This got me thinking, what if I just set up a faux-public-performance (like sitcoms ‘recorded in front of a live studio audience’), and recorded the results of that? All the technical resources would be geared up for recording, but the performance vacuum would be re-pressurized with a minimal audience. In the end, only three people constituted this audience, but (I haven’t heard the tape yet) the play felt more focussed.

Wednesday, June 13, 2007

improvising economics

Marc Ribot contributes a fine (not sure what to call this) analytic-polemic on economics and music (via be.jazz). DJA and PB come up with some contrasting follow-ups. (And all the while, there’s uncertain stirrings in the funding world….) I don’t have much to add to the discussions above, except to argue that the ‘objectification’—a specific form of commodification—of musicking adds to the problems.
One of the ways in which performance and, as a consequence, improvisation is marginalized is in the treatment of music as an object by funding bodies. To put a neo-Marxist spin on it, funding organizations increasingly treat arts and musics (‘serious’, ‘entertaining’ or otherwise) as objects (product) rather than as processes (labor); emphasizing, and placing value on, the unchanging, durable, repeatable thing as opposed to the transitory, contingent, performative practice/identity.
Unless you happened to be an employee of a largely fixed institution (e.g. a symphony orchestra (although, even in those cases, the musical ‘laborers’ may be the first in line for a cutback)) which is in itself a ‘product’—a focal point of national/regional worth—funding can be hard to come by. For those of us interested in informal, ad-hoc, freeform meetings of performers, for those interested in creating spaces for practice, we’re at the mercy of occasional, specialized festivals or value/clubs, neither of which can, in this post-Reaganomic world, guarantee successful funding.
The fact that the AACM, BAG or LMC (and the love of acronyms surely dates the origins of these organizations to a certain socio-political milieu) operated in economically unfriendly environments is a testament to the tenacity and ingenuity (and perhaps a measure of good luck) of the practitioners, but I wouldn’t wish anyone to experience those same difficulties. I’ve argued in a past post (somewhat in response to the discussions surrounding the Lincoln Center) that I “want cultural participation by all (or the many)” and “economic factors stand in the way of this cultural participation”. ‘Full-time’ (following the example of Eddie Prévost, I refrain from using the word ‘professional’) participation in music, and real-time performance-based practices in particular, should not become a luxury of the independently-wealthy, nor should ticket prices be inflated to the point where only the economically privileged can be in the audience: if you don’t need state funding, I suggest you may have a neighbor who does.

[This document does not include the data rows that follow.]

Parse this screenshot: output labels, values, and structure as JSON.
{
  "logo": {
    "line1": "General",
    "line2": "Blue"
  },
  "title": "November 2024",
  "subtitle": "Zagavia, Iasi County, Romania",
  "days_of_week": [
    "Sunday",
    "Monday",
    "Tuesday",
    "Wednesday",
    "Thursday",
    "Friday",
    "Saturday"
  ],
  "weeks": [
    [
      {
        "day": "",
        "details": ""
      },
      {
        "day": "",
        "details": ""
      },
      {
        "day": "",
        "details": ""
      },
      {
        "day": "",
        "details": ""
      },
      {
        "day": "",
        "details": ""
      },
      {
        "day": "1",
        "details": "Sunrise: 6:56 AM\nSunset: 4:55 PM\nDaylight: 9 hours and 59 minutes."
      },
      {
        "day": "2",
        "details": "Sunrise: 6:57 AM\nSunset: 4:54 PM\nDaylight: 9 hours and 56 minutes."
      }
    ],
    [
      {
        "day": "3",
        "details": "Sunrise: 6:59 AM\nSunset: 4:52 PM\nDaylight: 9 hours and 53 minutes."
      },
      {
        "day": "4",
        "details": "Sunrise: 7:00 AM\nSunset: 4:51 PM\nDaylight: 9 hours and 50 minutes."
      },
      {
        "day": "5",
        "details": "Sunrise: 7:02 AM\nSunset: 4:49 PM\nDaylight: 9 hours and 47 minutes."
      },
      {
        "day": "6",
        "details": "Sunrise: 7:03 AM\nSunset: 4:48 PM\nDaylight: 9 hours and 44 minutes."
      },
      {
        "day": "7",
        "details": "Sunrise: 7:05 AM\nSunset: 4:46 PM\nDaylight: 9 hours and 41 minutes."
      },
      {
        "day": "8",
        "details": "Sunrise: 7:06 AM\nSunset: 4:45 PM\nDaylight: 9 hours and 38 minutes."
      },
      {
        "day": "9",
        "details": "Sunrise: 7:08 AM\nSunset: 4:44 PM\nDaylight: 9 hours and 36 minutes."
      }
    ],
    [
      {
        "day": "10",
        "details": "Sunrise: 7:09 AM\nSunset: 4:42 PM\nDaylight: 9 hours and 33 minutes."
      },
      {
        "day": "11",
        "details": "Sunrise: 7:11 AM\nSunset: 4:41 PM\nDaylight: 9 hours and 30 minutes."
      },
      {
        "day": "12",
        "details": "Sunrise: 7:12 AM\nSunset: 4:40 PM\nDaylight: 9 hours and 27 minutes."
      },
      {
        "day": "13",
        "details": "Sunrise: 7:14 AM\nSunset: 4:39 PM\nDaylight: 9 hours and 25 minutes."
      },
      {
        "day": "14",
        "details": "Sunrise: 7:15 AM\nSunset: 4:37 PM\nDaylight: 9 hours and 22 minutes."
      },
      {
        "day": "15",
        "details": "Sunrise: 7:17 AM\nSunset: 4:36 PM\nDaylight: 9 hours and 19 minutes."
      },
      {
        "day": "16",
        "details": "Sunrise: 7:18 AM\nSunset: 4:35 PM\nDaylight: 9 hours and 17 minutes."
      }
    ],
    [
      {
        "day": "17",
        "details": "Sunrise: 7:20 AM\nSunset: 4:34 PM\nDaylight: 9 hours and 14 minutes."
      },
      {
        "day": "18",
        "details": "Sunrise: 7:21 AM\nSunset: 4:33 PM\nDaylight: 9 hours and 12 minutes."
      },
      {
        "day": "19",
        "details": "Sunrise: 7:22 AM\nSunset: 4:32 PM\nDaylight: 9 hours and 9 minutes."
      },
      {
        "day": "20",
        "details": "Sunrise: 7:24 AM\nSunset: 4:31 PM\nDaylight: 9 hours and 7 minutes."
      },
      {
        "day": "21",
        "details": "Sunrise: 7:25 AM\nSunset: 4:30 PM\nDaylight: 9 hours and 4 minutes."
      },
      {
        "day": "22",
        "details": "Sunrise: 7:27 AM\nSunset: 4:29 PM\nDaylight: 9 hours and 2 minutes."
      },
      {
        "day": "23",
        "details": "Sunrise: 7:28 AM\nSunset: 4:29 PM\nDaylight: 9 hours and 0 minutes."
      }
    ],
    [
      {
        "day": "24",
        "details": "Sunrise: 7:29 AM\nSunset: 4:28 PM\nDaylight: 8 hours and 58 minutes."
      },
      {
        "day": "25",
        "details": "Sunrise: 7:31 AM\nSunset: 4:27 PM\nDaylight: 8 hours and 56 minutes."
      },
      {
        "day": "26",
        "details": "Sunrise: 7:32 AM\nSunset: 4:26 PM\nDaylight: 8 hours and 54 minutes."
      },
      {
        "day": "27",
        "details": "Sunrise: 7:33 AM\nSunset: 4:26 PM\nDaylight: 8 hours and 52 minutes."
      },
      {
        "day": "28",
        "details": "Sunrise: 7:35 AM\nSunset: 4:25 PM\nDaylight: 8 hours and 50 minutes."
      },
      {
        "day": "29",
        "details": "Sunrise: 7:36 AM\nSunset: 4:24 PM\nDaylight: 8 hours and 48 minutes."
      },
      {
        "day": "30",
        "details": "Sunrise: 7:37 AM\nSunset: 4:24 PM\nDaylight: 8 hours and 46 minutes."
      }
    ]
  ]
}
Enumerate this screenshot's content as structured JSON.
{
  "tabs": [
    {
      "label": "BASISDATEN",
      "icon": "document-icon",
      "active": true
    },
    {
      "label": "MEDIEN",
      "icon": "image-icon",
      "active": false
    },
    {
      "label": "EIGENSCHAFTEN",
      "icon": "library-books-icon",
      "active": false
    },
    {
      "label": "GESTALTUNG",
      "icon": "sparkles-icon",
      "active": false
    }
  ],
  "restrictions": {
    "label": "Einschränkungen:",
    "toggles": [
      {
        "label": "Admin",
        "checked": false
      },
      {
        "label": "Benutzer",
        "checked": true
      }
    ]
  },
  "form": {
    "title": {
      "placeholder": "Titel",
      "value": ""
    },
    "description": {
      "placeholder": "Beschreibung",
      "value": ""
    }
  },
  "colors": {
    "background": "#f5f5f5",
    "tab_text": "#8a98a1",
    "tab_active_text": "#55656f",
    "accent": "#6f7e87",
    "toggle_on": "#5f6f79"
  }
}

an (unanswered) question

Are we willing to package our musics into a recognizable ‘brand’?
It seems to me that the successful (by measure of their financial ‘sustainability’ and relative popular and institutional recognition) improvisative traditions ‘made it’ by, to some extent, freeze-drying the process, and creating a product. For those of us in / from / around traditions that have avoided / resisted / subverted this impulse, are we now, for economic expediency in this current climate, also willing to do this? And, if we did, what would we loose? (But, hey, what do I know: we’ve already had our lists and our canons.)